“A piece of content or data is open if anyone is free to use, reuse, and redistribute it - subject only, at most, to the requirement to attribute and share-alike” (http://opendefinition.org/). Driven by demands for greater transparency from government, general freedom of information and an increased awareness of the unanticipated re-use values of existing information, Open Data has seen dramatic growth in the past two years. Is archaeology part of this general trend? Our aim is to explore what it means to make archaeological data open and what processes are required to make it happen in a satisfactory way. There are three major goals: (a) individual and institutional advocacy, (b) ethical discussion and consensusbuilding, and (c) knowledge transfer (licenses guidance, wider academic context, repositories etc.). In this paper, we explore some of these issues in greater detail.
Open Access, Open Data, Open Archaeology, Open Knowledge Foundation, Linked Open Data, Knowledge Transfer
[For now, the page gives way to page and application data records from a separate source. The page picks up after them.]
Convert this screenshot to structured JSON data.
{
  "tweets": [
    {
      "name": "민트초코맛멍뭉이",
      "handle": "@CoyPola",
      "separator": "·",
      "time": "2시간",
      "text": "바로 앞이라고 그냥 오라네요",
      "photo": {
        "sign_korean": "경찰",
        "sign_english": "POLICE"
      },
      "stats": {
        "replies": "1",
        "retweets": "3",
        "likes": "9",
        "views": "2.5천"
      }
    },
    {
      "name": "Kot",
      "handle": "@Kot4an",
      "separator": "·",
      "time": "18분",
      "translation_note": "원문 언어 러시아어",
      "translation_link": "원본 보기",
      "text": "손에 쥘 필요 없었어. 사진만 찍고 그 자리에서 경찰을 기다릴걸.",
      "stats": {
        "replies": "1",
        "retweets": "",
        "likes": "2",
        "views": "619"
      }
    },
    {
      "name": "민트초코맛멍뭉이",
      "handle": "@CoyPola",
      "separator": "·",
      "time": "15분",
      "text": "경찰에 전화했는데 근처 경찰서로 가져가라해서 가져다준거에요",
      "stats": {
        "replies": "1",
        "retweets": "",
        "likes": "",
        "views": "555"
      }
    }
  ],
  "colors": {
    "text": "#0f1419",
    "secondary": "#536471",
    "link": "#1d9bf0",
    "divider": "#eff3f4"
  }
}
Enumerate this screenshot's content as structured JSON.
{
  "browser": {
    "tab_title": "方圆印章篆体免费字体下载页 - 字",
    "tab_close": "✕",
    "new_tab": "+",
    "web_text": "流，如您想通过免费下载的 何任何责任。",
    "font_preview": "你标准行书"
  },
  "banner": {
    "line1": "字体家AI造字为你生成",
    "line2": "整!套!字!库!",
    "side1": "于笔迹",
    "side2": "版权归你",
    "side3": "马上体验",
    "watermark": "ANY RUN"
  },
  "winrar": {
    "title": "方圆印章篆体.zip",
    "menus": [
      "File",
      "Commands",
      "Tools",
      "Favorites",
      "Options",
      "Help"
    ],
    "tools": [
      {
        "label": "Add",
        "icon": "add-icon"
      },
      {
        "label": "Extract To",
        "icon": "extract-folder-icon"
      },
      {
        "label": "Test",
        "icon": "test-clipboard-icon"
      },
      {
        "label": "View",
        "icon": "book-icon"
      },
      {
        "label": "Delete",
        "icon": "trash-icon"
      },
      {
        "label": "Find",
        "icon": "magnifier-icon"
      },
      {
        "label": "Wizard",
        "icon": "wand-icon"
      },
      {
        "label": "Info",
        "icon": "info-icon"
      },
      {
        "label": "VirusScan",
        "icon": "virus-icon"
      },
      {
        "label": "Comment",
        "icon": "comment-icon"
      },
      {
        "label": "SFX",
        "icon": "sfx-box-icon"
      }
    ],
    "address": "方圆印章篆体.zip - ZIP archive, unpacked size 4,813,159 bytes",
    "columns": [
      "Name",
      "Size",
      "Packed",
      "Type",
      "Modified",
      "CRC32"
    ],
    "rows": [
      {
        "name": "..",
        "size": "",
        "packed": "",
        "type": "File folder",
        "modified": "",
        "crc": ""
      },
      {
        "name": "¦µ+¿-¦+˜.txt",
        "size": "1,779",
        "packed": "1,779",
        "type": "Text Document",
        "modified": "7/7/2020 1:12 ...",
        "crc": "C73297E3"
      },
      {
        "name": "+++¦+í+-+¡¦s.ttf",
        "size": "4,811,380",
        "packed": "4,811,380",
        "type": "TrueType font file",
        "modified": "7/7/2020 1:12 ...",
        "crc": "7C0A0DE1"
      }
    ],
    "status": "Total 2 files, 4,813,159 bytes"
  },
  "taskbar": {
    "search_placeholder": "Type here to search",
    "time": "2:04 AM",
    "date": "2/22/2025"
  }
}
‘Open’ is increasingly invoked as an attractive thing to be, across a host of human behavioural domains from scientific practice to corporate responsibility to governmental action (to name but a few). The concept readily suggests notions of public accountability, transparency of practice, plurality of opinion and scientific repeatability, thus providing a catchy banner for the advocacy of a range of perceived public goods. In contrast, while being ‘closed’ might occasionally carry positive connotations of increased security, it is less marketable and causes significant problems for a domain whose advances are predicated on a developing and accessible corpus. Some aspects of the open agenda are now several decades old and have had a tangible impact on many different sectors. For example, two well- established international initiatives are Open Access (e.g. where publications such as journal articles are made publicly available without a fee) and Free/ Libre and Open Source Software (FOSS, where source code is made available under liberal licenses that encourage onward use and modification), both arguably expressions of a wider change in the free circulation of information and knowledge. A small minority of archaeologists have also been embracing, discussing and/or contributing to such initiatives for some time, particularly those with an interest in customising digital tools or encouraging broader archaeological participation and dialogue beyond a few well-resourced Western institutions (e.g. in line with the participatory agenda espoused by World Archaeology). Needless to say, the Web has been a catalyst for these changes.